Many Germans use the long weekend beginning on May 26th, Ascension Day, as an opportunity to go on a short vacation. Drivers must therefore be prepared for increased traffic during this time. The German automobile club ADAC expects the volume of traffic to be significantly higher than in the previous two years, since there are no longer restrictions on travel between the individual German states introduced in connection with the coronavirus pandemic.
The traffic may be especially crowded on the freeways of the larger cities. An additional obstacle may be the large number of ongoing roadworks in Germany – currently there are more than a thousand such places.
ADAC warns of traffic jams forming on German roads from Wednesday
In order to be able to spend as much time as possible at their vacation destination, most holidaymakers will already set off on Wednesday afternoon, i.e. 25 May. Hence, the ADAC expects increased traffic on the roads on that day between 1:00 p.m. and 7:00 p.m. The following federal states in particular are affected: Berlin, Bremen, Mecklenburg-Vorpommern, Lower Saxony, Saxony, Schleswig-Holstein and Thuringia, and this is because the Friday after Ascension Day is officially school-free there.
However, also in other federal states many people take the day off to extend their weekend. In addition, many drivers from Hamburg and Saxony-Anhalt are likely to be on the roads as the week-long holidays come to an end in those two states.
The wave of returns is likely to reach its peak on Sunday afternoon. Friday, on the other hand, should be relatively quiet on Germany’s main roads.
These road sections are likely to see the worst traffic jams in Germany during the long weekend starting on Ascension Day:

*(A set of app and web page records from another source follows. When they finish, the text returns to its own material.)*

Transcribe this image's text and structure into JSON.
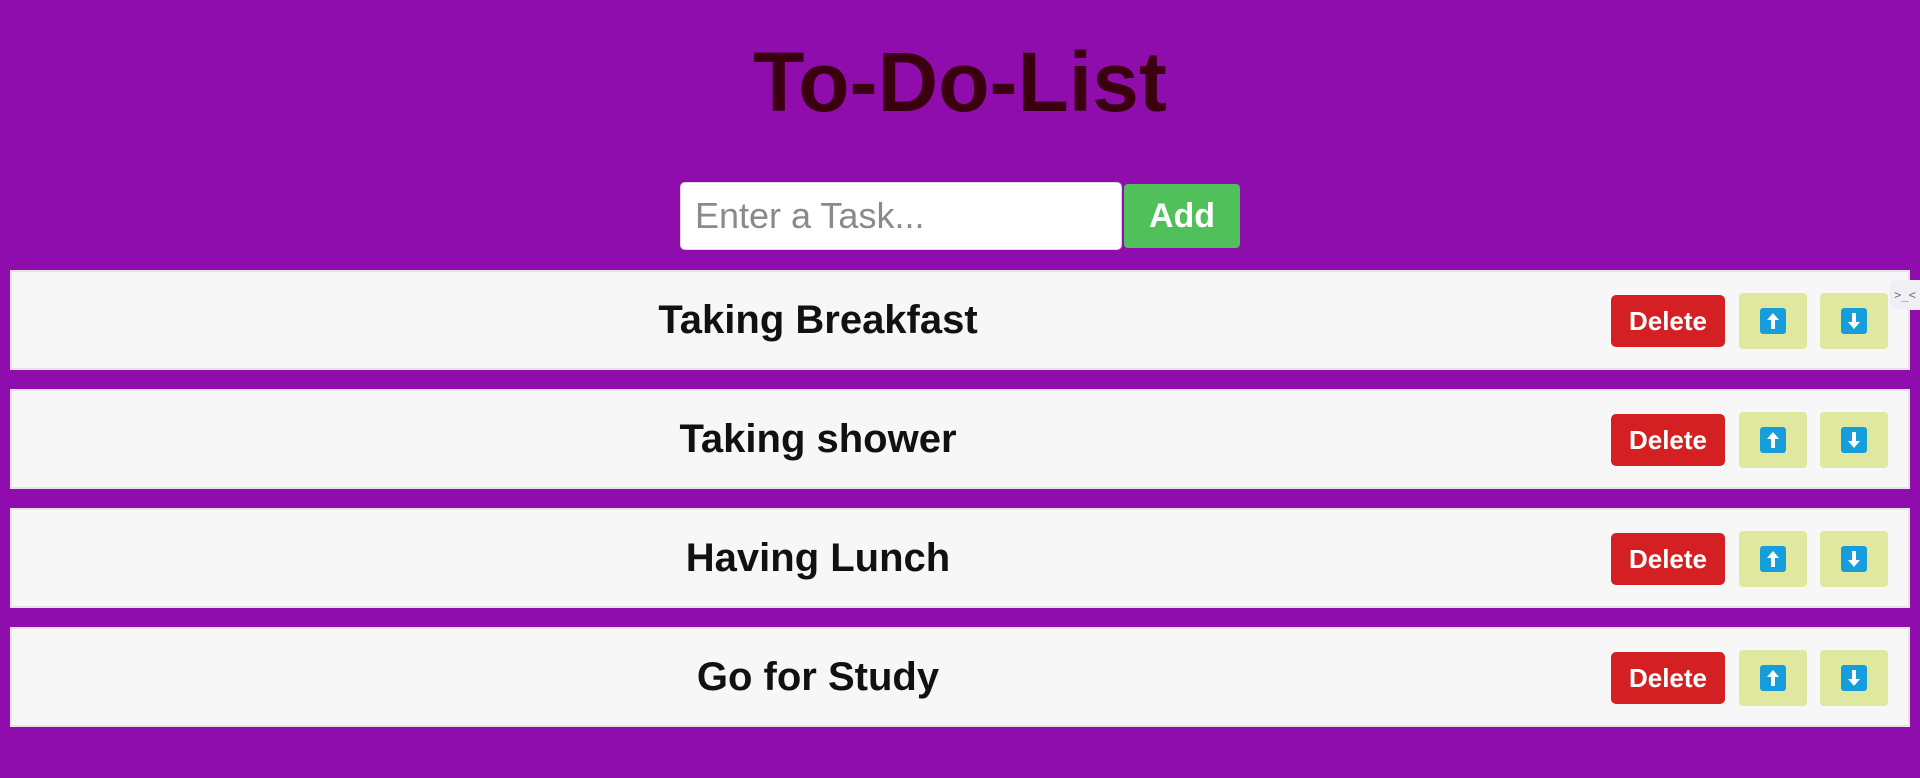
{
  "header": {
    "title": "To-Do-List"
  },
  "add_form": {
    "input_placeholder": "Enter a Task...",
    "input_value": "",
    "add_label": "Add"
  },
  "tasks": [
    {
      "text": "Taking Breakfast",
      "delete_label": "Delete",
      "up_icon": "arrow-up-icon",
      "down_icon": "arrow-down-icon"
    },
    {
      "text": "Taking shower",
      "delete_label": "Delete",
      "up_icon": "arrow-up-icon",
      "down_icon": "arrow-down-icon"
    },
    {
      "text": "Having Lunch",
      "delete_label": "Delete",
      "up_icon": "arrow-up-icon",
      "down_icon": "arrow-down-icon"
    },
    {
      "text": "Go for Study",
      "delete_label": "Delete",
      "up_icon": "arrow-up-icon",
      "down_icon": "arrow-down-icon"
    }
  ],
  "corner_widget": {
    "icon": "collapse-icon",
    "label": ">_<"
  },
  "colors": {
    "background": "#8e0dac",
    "title": "#3b0010",
    "add_button": "#4fc05a",
    "delete_button": "#d41f23",
    "move_button": "#e0e8a0",
    "arrow_icon": "#169edc",
    "row_background": "#f7f7f7"
  }
}
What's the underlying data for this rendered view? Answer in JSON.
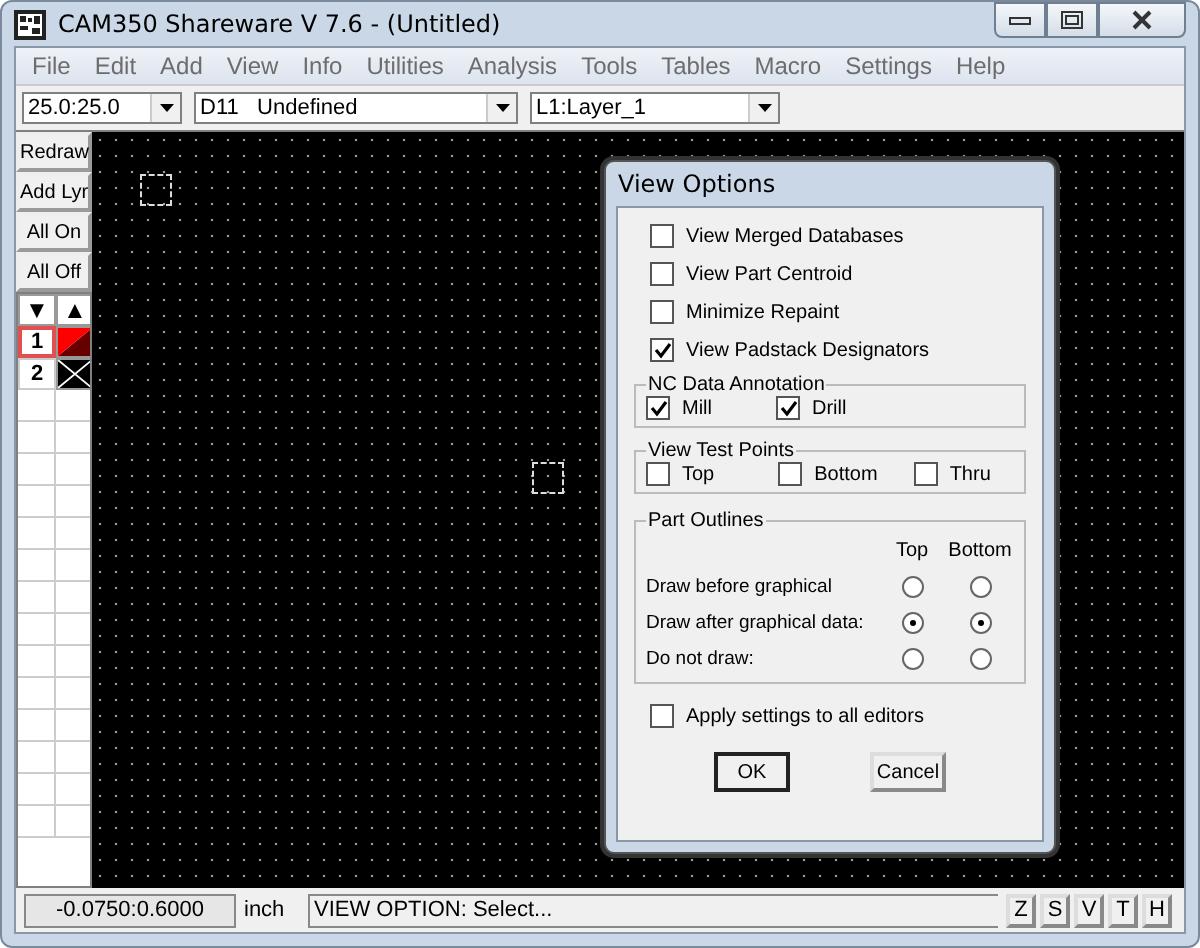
{
  "window": {
    "title": "CAM350 Shareware V 7.6 - (Untitled)"
  },
  "menu": [
    "File",
    "Edit",
    "Add",
    "View",
    "Info",
    "Utilities",
    "Analysis",
    "Tools",
    "Tables",
    "Macro",
    "Settings",
    "Help"
  ],
  "toolbar": {
    "grid": "25.0:25.0",
    "dcode": "D11   Undefined",
    "layer": "L1:Layer_1"
  },
  "side_buttons": [
    "Redraw",
    "Add Lyr",
    "All On",
    "All Off"
  ],
  "arrows": [
    "▼",
    "▲"
  ],
  "layers": [
    {
      "label": "1",
      "selected": true,
      "on": true,
      "color": "#ff0000"
    },
    {
      "label": "2",
      "selected": false,
      "on": false,
      "color": "#000000"
    }
  ],
  "dialog": {
    "title": "View Options",
    "options": [
      {
        "label": "View Merged Databases",
        "checked": false
      },
      {
        "label": "View Part Centroid",
        "checked": false
      },
      {
        "label": "Minimize Repaint",
        "checked": false
      },
      {
        "label": "View Padstack Designators",
        "checked": true
      }
    ],
    "groups": [
      {
        "title": "NC Data Annotation",
        "items": [
          {
            "label": "Mill",
            "checked": true
          },
          {
            "label": "Drill",
            "checked": true
          }
        ]
      },
      {
        "title": "View Test Points",
        "items": [
          {
            "label": "Top",
            "checked": false
          },
          {
            "label": "Bottom",
            "checked": false
          },
          {
            "label": "Thru",
            "checked": false
          }
        ]
      }
    ],
    "part_outlines": {
      "title": "Part Outlines",
      "columns": [
        "Top",
        "Bottom"
      ],
      "rows": [
        {
          "label": "Draw before graphical",
          "options": [
            {
              "selected": false
            },
            {
              "selected": false
            }
          ]
        },
        {
          "label": "Draw after graphical data:",
          "options": [
            {
              "selected": true
            },
            {
              "selected": true
            }
          ]
        },
        {
          "label": "Do not draw:",
          "options": [
            {
              "selected": false
            },
            {
              "selected": false
            }
          ]
        }
      ]
    },
    "apply": {
      "label": "Apply settings to all editors",
      "checked": false
    },
    "buttons": [
      "OK",
      "Cancel"
    ]
  },
  "status_bar": {
    "coords": "-0.0750:0.6000",
    "unit": "inch",
    "message": "VIEW OPTION: Select...",
    "keys": [
      "Z",
      "S",
      "V",
      "T",
      "H"
    ]
  }
}
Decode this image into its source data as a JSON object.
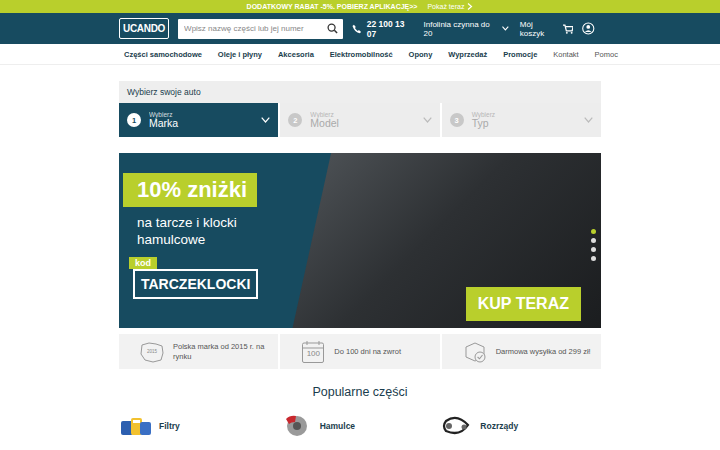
{
  "promo_bar": {
    "text": "DODATKOWY RABAT -5%. POBIERZ APLIKACJĘ>>",
    "link": "Pokaż teraz"
  },
  "header": {
    "logo": "UCANDO",
    "search": {
      "placeholder": "Wpisz nazwę części lub jej numer"
    },
    "phone": "22 100 13 07",
    "hotline": "Infolinia czynna do 20",
    "cart": "Mój koszyk"
  },
  "nav": [
    {
      "label": "Części samochodowe",
      "emphasized": true
    },
    {
      "label": "Oleje i płyny",
      "emphasized": true
    },
    {
      "label": "Akcesoria",
      "emphasized": true
    },
    {
      "label": "Elektromobilność",
      "emphasized": true
    },
    {
      "label": "Opony",
      "emphasized": true
    },
    {
      "label": "Wyprzedaż",
      "emphasized": true
    },
    {
      "label": "Promocje",
      "emphasized": true
    },
    {
      "label": "Kontakt",
      "emphasized": false
    },
    {
      "label": "Pomoc",
      "emphasized": false
    }
  ],
  "car_selector": {
    "title": "Wybierz swoje auto",
    "steps": [
      {
        "number": "1",
        "hint": "Wybierz",
        "label": "Marka",
        "selected": true
      },
      {
        "number": "2",
        "hint": "Wybierz",
        "label": "Model",
        "selected": false
      },
      {
        "number": "3",
        "hint": "Wybierz",
        "label": "Typ",
        "selected": false
      }
    ]
  },
  "banner": {
    "headline": "10% zniżki",
    "subtitle": "na tarcze i klocki hamulcowe",
    "code_label": "kod",
    "code": "TARCZEKLOCKI",
    "button": "KUP TERAZ",
    "slides": [
      {
        "selected": true
      },
      {
        "selected": false
      },
      {
        "selected": false
      },
      {
        "selected": false
      }
    ]
  },
  "features": [
    {
      "kind": "map",
      "badge": "2015",
      "text": "Polska marka od 2015 r. na rynku"
    },
    {
      "kind": "calendar",
      "badge": "100",
      "text": "Do 100 dni na zwrot"
    },
    {
      "kind": "delivery",
      "text": "Darmowa wysyłka od 299 zł!"
    }
  ],
  "popular": {
    "title": "Popularne części",
    "categories": [
      {
        "kind": "filters",
        "label": "Filtry"
      },
      {
        "kind": "brakes",
        "label": "Hamulce"
      },
      {
        "kind": "timing",
        "label": "Rozrządy"
      }
    ]
  }
}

- main roads leading to and from coastal towns
- in urban agglomerations such as: Hamburg, Berlin, Cologne, Frankfurt, Stuttgart, Munich
- A1 Cologne – Dortmund – Bremen – Hamburg – Lübeck
- A2 Berlin – Hannover – Oberhausen – Dortmund
- A3 Emmerich – Oberhausen – Cologne – Frankfurt – Würzburg – Nuremberg
- A4 Kirchheimer Dreieck – Erfurt – Chemnitz – Dresden
- A5 Hattenbacher Dreieck – Darmstadt – Karlsruhe
- A6 Heilbronn – Nuremberg
- A7 Hamburg – Hannover and Würzburg – Füssen/Reutte
- A7 Hamburg – Flensburg
- A8 Stuttgart – Munich – Salzburg
- A9 Munich – Nuremberg
- A10 Berliner Ring
- A40 Venlo – Duisburg – Essen – Dortmund
- A43 Wuppertal – Recklinghausen – Münster
- A61 Mönchengladbach – Koblenz – Ludwigshafen
- A81 Stuttgart – Singen
- A93 Inntaldreieck – Kufstein
- A95 /B 2 Munich – Garmisch-Partenkirchen
- A99 Autobahnring München (freeway ring road of Munich)
But travelers need to be prepared for traffic difficulties not only in Germany. Ascension Day is also a public holiday in Austria and Switzerland. This will be particularly noticeable on access roads to the lakes of Carinthia, the Salzkammergut region, Lake Neusiedl and recreational areas in the Swiss cantons of Ticino and Valais. Slightly longer driving times should also be planned on routes leading to the Rhine Valley or the Fernpass, for example.
According to the ADAC, stops at borders should not last longer than 30 minutes, both when entering and leaving the country.
When is the best time to go to a gas station?
Those who have planned their vacation in the coming days should also choose the right time to refuel. It is advisable to avoid refueling in the morning on the day of departure. It is better to do it the previous evening, between 6 p.m. and 7 p.m. or 8 p.m. and 10 p.m. According to ADAC, you can save up to ten cents per liter of fuel this way.